── Dataset excerpts ──

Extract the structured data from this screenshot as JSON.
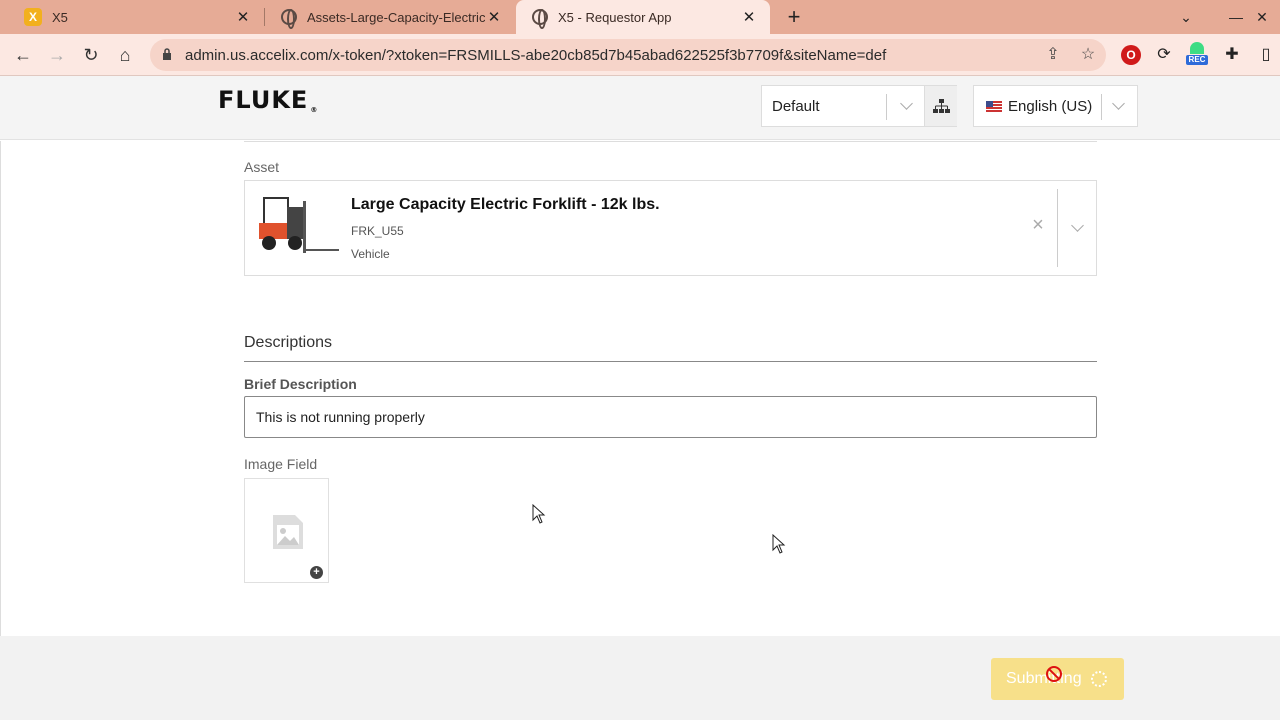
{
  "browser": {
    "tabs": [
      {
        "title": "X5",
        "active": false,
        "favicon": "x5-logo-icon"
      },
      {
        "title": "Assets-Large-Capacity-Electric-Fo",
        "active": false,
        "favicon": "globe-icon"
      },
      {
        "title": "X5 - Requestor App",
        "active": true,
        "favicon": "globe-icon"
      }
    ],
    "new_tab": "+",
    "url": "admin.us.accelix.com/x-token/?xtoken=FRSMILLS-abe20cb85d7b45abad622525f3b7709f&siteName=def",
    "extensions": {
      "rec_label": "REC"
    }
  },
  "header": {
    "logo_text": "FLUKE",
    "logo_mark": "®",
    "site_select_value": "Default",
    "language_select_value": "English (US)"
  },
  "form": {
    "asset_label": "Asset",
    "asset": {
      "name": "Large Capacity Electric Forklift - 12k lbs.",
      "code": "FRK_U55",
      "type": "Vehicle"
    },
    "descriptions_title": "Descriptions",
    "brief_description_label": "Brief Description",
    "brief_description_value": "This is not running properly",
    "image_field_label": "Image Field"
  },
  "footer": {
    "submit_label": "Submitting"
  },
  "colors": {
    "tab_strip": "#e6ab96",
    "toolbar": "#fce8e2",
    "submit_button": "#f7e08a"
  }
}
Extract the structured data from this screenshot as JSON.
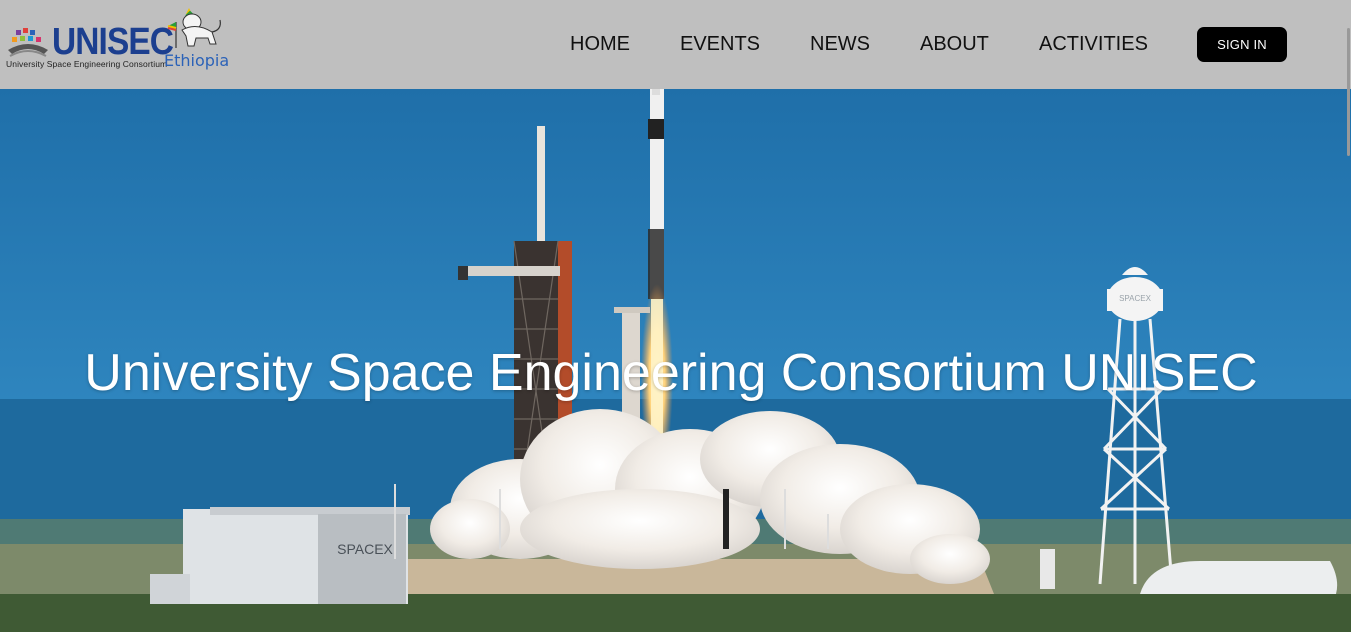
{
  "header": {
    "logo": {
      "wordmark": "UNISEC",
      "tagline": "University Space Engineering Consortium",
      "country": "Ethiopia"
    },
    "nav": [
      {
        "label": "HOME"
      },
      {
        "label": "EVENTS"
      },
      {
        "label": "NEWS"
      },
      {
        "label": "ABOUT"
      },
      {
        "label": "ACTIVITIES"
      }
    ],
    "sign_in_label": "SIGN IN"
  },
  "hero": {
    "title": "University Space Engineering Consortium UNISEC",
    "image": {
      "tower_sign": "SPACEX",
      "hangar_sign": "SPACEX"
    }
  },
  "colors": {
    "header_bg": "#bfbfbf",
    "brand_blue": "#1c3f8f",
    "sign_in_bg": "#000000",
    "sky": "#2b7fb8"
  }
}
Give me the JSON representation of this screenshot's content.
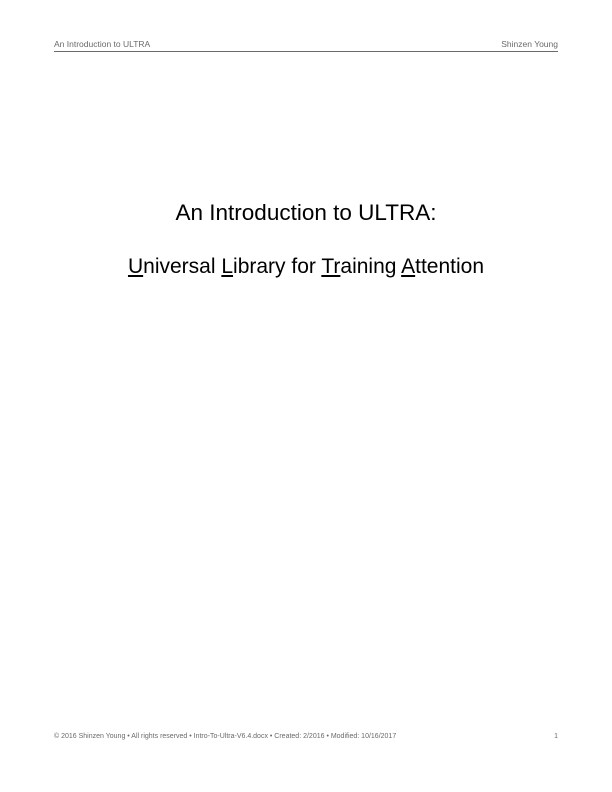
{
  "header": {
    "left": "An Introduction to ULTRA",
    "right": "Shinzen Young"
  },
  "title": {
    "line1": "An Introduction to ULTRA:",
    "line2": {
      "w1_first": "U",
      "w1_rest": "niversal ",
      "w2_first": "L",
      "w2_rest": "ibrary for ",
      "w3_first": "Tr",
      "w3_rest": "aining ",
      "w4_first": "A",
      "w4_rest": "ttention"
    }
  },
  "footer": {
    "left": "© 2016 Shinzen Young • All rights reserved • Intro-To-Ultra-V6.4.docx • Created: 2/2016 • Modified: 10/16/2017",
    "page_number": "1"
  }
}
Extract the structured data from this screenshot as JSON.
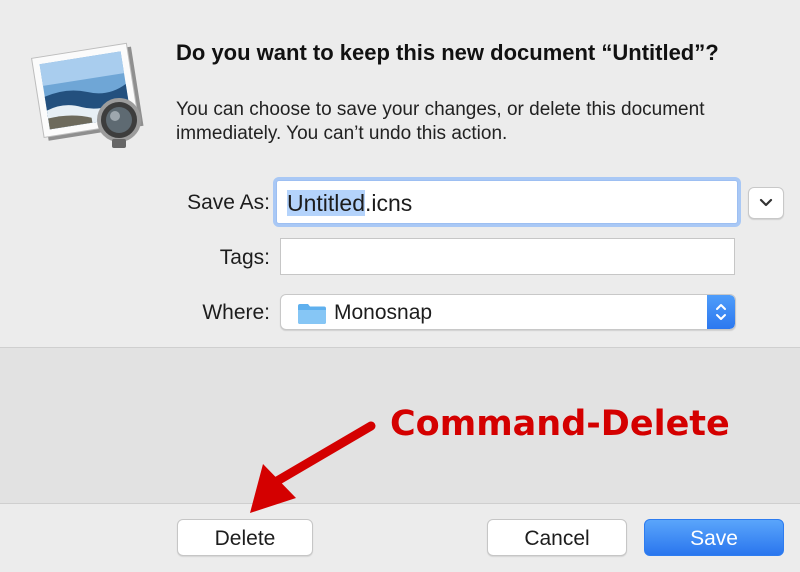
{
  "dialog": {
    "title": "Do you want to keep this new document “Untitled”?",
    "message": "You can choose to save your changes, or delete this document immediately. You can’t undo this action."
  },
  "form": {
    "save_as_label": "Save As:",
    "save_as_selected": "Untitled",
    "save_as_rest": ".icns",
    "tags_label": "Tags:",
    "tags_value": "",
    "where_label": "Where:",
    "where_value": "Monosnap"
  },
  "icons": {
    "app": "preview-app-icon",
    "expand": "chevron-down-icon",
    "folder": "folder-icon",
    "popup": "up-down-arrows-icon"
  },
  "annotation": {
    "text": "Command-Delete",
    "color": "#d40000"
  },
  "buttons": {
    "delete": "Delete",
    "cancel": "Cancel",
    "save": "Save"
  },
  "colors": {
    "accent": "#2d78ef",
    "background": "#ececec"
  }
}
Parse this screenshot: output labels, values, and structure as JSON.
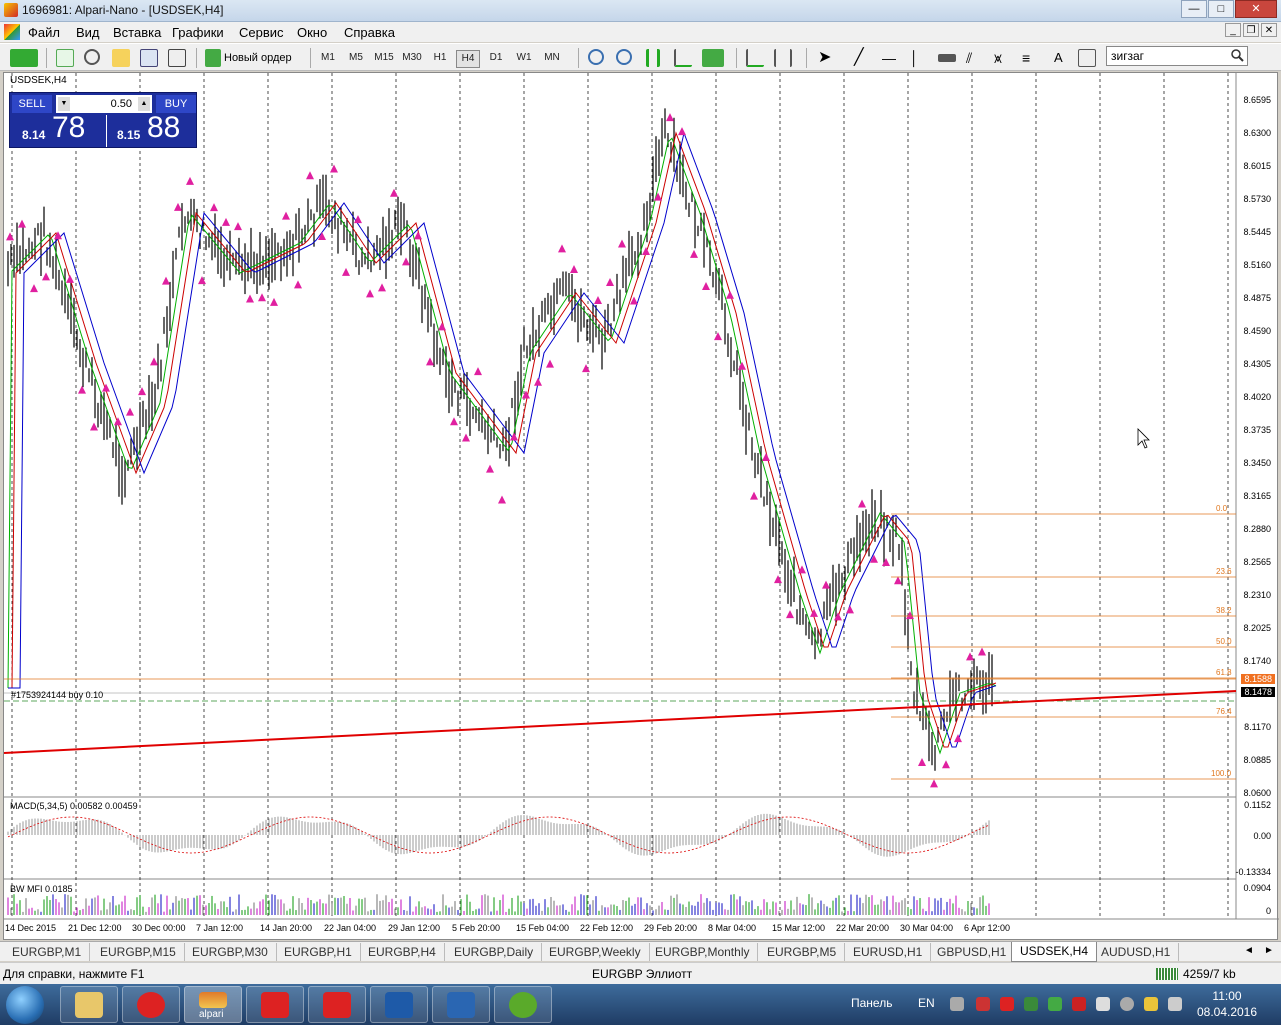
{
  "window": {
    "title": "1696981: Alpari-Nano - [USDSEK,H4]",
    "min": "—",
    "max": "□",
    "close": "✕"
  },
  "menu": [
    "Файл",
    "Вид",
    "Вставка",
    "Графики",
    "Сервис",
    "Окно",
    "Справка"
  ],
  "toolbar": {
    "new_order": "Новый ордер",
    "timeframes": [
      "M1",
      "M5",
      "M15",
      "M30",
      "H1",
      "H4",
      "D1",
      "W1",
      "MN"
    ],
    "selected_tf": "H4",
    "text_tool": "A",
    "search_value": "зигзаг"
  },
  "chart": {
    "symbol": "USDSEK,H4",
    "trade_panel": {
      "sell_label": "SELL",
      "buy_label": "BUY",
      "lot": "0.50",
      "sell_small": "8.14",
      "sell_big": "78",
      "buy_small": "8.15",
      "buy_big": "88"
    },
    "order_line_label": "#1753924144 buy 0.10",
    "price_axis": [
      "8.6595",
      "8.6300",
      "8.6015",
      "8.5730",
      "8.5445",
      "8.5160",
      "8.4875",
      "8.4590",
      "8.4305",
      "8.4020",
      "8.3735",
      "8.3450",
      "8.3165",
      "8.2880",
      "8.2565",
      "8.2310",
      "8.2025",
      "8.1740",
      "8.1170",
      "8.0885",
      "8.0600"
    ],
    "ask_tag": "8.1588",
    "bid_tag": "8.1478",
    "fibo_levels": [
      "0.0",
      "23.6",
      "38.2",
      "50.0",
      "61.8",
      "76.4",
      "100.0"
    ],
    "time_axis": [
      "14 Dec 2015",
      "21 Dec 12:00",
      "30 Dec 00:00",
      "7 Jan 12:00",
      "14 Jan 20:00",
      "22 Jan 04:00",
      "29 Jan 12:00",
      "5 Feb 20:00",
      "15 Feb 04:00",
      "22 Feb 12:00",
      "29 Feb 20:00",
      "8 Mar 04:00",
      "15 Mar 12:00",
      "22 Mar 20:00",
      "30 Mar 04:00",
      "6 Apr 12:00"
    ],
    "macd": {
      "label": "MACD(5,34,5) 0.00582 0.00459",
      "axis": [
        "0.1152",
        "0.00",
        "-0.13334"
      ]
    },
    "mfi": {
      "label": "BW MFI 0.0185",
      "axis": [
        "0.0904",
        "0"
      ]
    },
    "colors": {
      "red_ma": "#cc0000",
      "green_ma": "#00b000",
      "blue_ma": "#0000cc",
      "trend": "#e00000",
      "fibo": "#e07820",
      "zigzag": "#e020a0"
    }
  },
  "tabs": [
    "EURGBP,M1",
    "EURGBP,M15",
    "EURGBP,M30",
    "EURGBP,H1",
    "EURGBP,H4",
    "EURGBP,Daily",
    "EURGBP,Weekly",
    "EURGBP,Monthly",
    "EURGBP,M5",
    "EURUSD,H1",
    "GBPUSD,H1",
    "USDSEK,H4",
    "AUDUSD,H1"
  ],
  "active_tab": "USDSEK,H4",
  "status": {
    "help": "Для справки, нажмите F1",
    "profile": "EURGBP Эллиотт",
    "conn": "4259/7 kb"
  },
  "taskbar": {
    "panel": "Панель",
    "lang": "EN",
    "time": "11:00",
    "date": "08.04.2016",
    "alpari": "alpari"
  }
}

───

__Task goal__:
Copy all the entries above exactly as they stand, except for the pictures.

__Result of the task__:
Extract the structured data from this screenshot as JSON.
{
  "browser": {
    "tabs": [
      {
        "title": "X5",
        "active": false,
        "favicon": "x5-logo-icon"
      },
      {
        "title": "Assets-Large-Capacity-Electric-Fo",
        "active": false,
        "favicon": "globe-icon"
      },
      {
        "title": "X5 - Requestor App",
        "active": true,
        "favicon": "globe-icon"
      }
    ],
    "new_tab": "+",
    "url": "admin.us.accelix.com/x-token/?xtoken=FRSMILLS-abe20cb85d7b45abad622525f3b7709f&siteName=def",
    "extensions": {
      "rec_label": "REC"
    }
  },
  "header": {
    "logo_text": "FLUKE",
    "logo_mark": "®",
    "site_select_value": "Default",
    "language_select_value": "English (US)"
  },
  "form": {
    "asset_label": "Asset",
    "asset": {
      "name": "Large Capacity Electric Forklift - 12k lbs.",
      "code": "FRK_U55",
      "type": "Vehicle"
    },
    "descriptions_title": "Descriptions",
    "brief_description_label": "Brief Description",
    "brief_description_value": "This is not running properly",
    "image_field_label": "Image Field"
  },
  "footer": {
    "submit_label": "Submitting"
  },
  "colors": {
    "tab_strip": "#e6ab96",
    "toolbar": "#fce8e2",
    "submit_button": "#f7e08a"
  }
}
Extract the structured data from this screenshot as JSON.
{
  "header": {
    "logo": {
      "wordmark": "UNISEC",
      "tagline": "University Space Engineering Consortium",
      "country": "Ethiopia"
    },
    "nav": [
      {
        "label": "HOME"
      },
      {
        "label": "EVENTS"
      },
      {
        "label": "NEWS"
      },
      {
        "label": "ABOUT"
      },
      {
        "label": "ACTIVITIES"
      }
    ],
    "sign_in_label": "SIGN IN"
  },
  "hero": {
    "title": "University Space Engineering Consortium UNISEC",
    "image": {
      "tower_sign": "SPACEX",
      "hangar_sign": "SPACEX"
    }
  },
  "colors": {
    "header_bg": "#bfbfbf",
    "brand_blue": "#1c3f8f",
    "sign_in_bg": "#000000",
    "sky": "#2b7fb8"
  }
}
Give me the JSON representation of this screenshot's content.
{
  "header": {
    "left": "An Introduction to ULTRA",
    "right": "Shinzen Young"
  },
  "title": {
    "line1": "An Introduction to ULTRA:",
    "line2": {
      "w1_first": "U",
      "w1_rest": "niversal ",
      "w2_first": "L",
      "w2_rest": "ibrary for ",
      "w3_first": "Tr",
      "w3_rest": "aining ",
      "w4_first": "A",
      "w4_rest": "ttention"
    }
  },
  "footer": {
    "left": "© 2016 Shinzen Young • All rights reserved • Intro-To-Ultra-V6.4.docx • Created: 2/2016 • Modified: 10/16/2017",
    "page_number": "1"
  }
}
Extract the structured data from this screenshot as JSON.
{
  "dialog": {
    "title": "Do you want to keep this new document “Untitled”?",
    "message": "You can choose to save your changes, or delete this document immediately. You can’t undo this action."
  },
  "form": {
    "save_as_label": "Save As:",
    "save_as_selected": "Untitled",
    "save_as_rest": ".icns",
    "tags_label": "Tags:",
    "tags_value": "",
    "where_label": "Where:",
    "where_value": "Monosnap"
  },
  "icons": {
    "app": "preview-app-icon",
    "expand": "chevron-down-icon",
    "folder": "folder-icon",
    "popup": "up-down-arrows-icon"
  },
  "annotation": {
    "text": "Command-Delete",
    "color": "#d40000"
  },
  "buttons": {
    "delete": "Delete",
    "cancel": "Cancel",
    "save": "Save"
  },
  "colors": {
    "accent": "#2d78ef",
    "background": "#ececec"
  }
}
Parse this screenshot: output labels, values, and structure as JSON.
{
  "window": {
    "title": "1696981: Alpari-Nano - [USDSEK,H4]",
    "min": "—",
    "max": "□",
    "close": "✕"
  },
  "menu": [
    "Файл",
    "Вид",
    "Вставка",
    "Графики",
    "Сервис",
    "Окно",
    "Справка"
  ],
  "toolbar": {
    "new_order": "Новый ордер",
    "timeframes": [
      "M1",
      "M5",
      "M15",
      "M30",
      "H1",
      "H4",
      "D1",
      "W1",
      "MN"
    ],
    "selected_tf": "H4",
    "text_tool": "A",
    "search_value": "зигзаг"
  },
  "chart": {
    "symbol": "USDSEK,H4",
    "trade_panel": {
      "sell_label": "SELL",
      "buy_label": "BUY",
      "lot": "0.50",
      "sell_small": "8.14",
      "sell_big": "78",
      "buy_small": "8.15",
      "buy_big": "88"
    },
    "order_line_label": "#1753924144 buy 0.10",
    "price_axis": [
      "8.6595",
      "8.6300",
      "8.6015",
      "8.5730",
      "8.5445",
      "8.5160",
      "8.4875",
      "8.4590",
      "8.4305",
      "8.4020",
      "8.3735",
      "8.3450",
      "8.3165",
      "8.2880",
      "8.2565",
      "8.2310",
      "8.2025",
      "8.1740",
      "8.1170",
      "8.0885",
      "8.0600"
    ],
    "ask_tag": "8.1588",
    "bid_tag": "8.1478",
    "fibo_levels": [
      "0.0",
      "23.6",
      "38.2",
      "50.0",
      "61.8",
      "76.4",
      "100.0"
    ],
    "time_axis": [
      "14 Dec 2015",
      "21 Dec 12:00",
      "30 Dec 00:00",
      "7 Jan 12:00",
      "14 Jan 20:00",
      "22 Jan 04:00",
      "29 Jan 12:00",
      "5 Feb 20:00",
      "15 Feb 04:00",
      "22 Feb 12:00",
      "29 Feb 20:00",
      "8 Mar 04:00",
      "15 Mar 12:00",
      "22 Mar 20:00",
      "30 Mar 04:00",
      "6 Apr 12:00"
    ],
    "macd": {
      "label": "MACD(5,34,5) 0.00582 0.00459",
      "axis": [
        "0.1152",
        "0.00",
        "-0.13334"
      ]
    },
    "mfi": {
      "label": "BW MFI 0.0185",
      "axis": [
        "0.0904",
        "0"
      ]
    },
    "colors": {
      "red_ma": "#cc0000",
      "green_ma": "#00b000",
      "blue_ma": "#0000cc",
      "trend": "#e00000",
      "fibo": "#e07820",
      "zigzag": "#e020a0"
    }
  },
  "tabs": [
    "EURGBP,M1",
    "EURGBP,M15",
    "EURGBP,M30",
    "EURGBP,H1",
    "EURGBP,H4",
    "EURGBP,Daily",
    "EURGBP,Weekly",
    "EURGBP,Monthly",
    "EURGBP,M5",
    "EURUSD,H1",
    "GBPUSD,H1",
    "USDSEK,H4",
    "AUDUSD,H1"
  ],
  "active_tab": "USDSEK,H4",
  "status": {
    "help": "Для справки, нажмите F1",
    "profile": "EURGBP Эллиотт",
    "conn": "4259/7 kb"
  },
  "taskbar": {
    "panel": "Панель",
    "lang": "EN",
    "time": "11:00",
    "date": "08.04.2016",
    "alpari": "alpari"
  }
}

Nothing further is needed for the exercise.